» WHAT YOU WILL DO: Find the string "本地磁盘" in the records and copy each line where it occurs.

::::::::

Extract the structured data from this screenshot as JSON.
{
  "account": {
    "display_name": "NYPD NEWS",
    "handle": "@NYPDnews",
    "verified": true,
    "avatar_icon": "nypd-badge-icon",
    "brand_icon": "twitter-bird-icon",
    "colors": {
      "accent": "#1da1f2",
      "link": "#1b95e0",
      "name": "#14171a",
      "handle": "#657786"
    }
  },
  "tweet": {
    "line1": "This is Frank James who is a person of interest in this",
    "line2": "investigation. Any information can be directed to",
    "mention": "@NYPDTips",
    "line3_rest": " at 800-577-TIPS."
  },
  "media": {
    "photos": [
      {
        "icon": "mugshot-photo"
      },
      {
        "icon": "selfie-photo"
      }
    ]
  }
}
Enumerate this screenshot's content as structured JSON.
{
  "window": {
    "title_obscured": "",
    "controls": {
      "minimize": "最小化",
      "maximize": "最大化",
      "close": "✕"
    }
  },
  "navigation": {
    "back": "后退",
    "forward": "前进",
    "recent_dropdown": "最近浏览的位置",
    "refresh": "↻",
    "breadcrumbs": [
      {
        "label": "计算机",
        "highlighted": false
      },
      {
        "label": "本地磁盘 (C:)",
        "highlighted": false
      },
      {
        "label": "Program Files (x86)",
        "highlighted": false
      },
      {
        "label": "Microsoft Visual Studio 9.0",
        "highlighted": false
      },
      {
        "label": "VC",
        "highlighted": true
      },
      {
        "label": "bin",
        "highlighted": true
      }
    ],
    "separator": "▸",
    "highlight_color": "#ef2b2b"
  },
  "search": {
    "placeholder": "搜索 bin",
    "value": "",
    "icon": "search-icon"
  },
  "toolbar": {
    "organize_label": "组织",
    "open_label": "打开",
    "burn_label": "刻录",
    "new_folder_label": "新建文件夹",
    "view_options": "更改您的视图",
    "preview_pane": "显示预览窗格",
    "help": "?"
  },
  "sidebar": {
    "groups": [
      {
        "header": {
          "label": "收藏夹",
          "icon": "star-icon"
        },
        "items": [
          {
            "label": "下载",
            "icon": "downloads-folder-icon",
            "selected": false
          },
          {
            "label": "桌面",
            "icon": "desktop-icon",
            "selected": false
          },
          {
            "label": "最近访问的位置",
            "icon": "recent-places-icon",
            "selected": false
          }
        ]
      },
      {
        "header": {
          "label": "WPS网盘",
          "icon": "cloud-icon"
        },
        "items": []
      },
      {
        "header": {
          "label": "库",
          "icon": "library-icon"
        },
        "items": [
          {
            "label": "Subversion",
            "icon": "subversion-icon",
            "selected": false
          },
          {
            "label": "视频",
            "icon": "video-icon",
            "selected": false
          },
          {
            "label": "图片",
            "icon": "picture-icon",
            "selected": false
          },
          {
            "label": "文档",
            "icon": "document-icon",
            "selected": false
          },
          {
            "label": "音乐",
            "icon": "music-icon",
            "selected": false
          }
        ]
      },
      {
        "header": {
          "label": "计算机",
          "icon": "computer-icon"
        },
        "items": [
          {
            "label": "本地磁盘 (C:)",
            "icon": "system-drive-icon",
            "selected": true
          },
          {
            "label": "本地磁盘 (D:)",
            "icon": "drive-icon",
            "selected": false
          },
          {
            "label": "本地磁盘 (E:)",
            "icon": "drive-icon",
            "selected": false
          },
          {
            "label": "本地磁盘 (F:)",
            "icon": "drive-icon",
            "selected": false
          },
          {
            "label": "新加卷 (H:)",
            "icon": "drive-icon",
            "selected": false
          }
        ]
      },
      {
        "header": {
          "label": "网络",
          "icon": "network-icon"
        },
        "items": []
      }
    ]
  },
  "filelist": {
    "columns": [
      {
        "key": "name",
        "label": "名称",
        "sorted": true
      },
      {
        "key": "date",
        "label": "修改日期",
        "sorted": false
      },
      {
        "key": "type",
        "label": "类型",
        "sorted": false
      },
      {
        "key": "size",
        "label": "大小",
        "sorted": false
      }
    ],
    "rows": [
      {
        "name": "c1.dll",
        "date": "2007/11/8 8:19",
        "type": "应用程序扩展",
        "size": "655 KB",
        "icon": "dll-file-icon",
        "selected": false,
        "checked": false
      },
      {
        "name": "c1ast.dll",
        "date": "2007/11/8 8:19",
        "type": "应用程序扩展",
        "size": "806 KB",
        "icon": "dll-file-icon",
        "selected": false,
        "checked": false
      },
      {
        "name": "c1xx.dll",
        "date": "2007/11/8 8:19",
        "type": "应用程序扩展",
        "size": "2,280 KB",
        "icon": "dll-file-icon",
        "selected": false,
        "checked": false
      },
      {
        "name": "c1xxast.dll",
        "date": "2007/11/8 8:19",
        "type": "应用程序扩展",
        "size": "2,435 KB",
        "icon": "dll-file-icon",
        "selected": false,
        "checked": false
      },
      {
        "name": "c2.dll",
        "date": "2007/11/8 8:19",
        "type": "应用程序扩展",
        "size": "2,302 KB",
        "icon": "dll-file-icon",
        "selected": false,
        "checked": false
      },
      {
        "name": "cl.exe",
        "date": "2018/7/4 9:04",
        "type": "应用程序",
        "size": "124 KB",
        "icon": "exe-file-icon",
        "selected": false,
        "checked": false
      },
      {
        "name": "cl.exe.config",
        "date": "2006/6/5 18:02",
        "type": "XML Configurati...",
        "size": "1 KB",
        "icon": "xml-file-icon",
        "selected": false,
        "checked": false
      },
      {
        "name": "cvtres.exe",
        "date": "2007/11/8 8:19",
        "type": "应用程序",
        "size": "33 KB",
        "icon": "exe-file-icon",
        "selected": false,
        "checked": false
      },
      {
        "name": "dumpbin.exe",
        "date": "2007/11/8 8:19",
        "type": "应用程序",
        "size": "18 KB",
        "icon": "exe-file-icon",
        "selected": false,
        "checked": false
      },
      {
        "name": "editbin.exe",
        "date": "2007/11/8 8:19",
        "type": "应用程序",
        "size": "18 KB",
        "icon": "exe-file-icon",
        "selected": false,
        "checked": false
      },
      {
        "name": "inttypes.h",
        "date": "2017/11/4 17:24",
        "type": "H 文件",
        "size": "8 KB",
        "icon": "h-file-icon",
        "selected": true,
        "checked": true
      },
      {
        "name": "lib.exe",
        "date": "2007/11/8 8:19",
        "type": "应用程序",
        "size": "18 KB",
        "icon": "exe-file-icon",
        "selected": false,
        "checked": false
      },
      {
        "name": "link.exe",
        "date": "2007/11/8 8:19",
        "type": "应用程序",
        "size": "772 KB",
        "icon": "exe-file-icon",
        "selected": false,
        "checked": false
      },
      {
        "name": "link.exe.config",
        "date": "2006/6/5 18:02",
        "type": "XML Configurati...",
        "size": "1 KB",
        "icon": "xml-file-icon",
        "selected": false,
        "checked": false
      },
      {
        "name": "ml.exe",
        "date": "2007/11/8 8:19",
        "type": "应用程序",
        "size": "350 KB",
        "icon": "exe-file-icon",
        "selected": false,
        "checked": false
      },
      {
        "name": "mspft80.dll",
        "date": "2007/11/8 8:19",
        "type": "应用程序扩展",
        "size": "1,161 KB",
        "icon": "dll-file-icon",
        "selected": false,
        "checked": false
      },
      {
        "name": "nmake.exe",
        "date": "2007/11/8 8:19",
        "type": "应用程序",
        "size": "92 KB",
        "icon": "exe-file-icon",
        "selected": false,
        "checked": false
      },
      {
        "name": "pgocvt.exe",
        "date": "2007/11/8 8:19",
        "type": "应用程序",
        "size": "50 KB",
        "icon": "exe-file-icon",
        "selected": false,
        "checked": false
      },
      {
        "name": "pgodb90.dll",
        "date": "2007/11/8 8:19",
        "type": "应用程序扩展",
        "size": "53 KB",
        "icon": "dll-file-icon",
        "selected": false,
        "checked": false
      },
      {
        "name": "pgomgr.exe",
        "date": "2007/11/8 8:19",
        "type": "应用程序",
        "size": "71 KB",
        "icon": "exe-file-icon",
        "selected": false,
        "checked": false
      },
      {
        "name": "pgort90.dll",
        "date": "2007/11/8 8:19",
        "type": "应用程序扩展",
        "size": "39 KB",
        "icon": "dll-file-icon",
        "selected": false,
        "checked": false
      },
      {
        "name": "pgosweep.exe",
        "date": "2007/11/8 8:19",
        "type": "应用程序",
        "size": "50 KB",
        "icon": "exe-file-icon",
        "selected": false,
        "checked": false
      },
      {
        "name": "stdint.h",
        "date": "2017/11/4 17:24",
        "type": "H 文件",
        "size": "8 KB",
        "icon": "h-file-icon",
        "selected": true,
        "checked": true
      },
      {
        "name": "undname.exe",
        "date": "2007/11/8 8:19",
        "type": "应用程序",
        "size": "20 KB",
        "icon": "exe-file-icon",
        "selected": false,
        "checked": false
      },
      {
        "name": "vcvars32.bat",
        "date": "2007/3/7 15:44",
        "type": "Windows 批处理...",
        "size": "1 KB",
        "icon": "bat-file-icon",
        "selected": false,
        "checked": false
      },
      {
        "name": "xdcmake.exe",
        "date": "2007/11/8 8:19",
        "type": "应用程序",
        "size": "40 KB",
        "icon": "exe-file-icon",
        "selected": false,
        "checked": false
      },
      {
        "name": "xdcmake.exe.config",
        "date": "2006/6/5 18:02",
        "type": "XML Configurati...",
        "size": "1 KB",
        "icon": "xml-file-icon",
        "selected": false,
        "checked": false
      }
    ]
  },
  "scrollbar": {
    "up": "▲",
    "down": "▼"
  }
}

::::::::

» EXERCISE OUTPUT:
        "label": "本地磁盘 (C:)",
            "label": "本地磁盘 (C:)",
            "label": "本地磁盘 (D:)",
            "label": "本地磁盘 (E:)",
            "label": "本地磁盘 (F:)",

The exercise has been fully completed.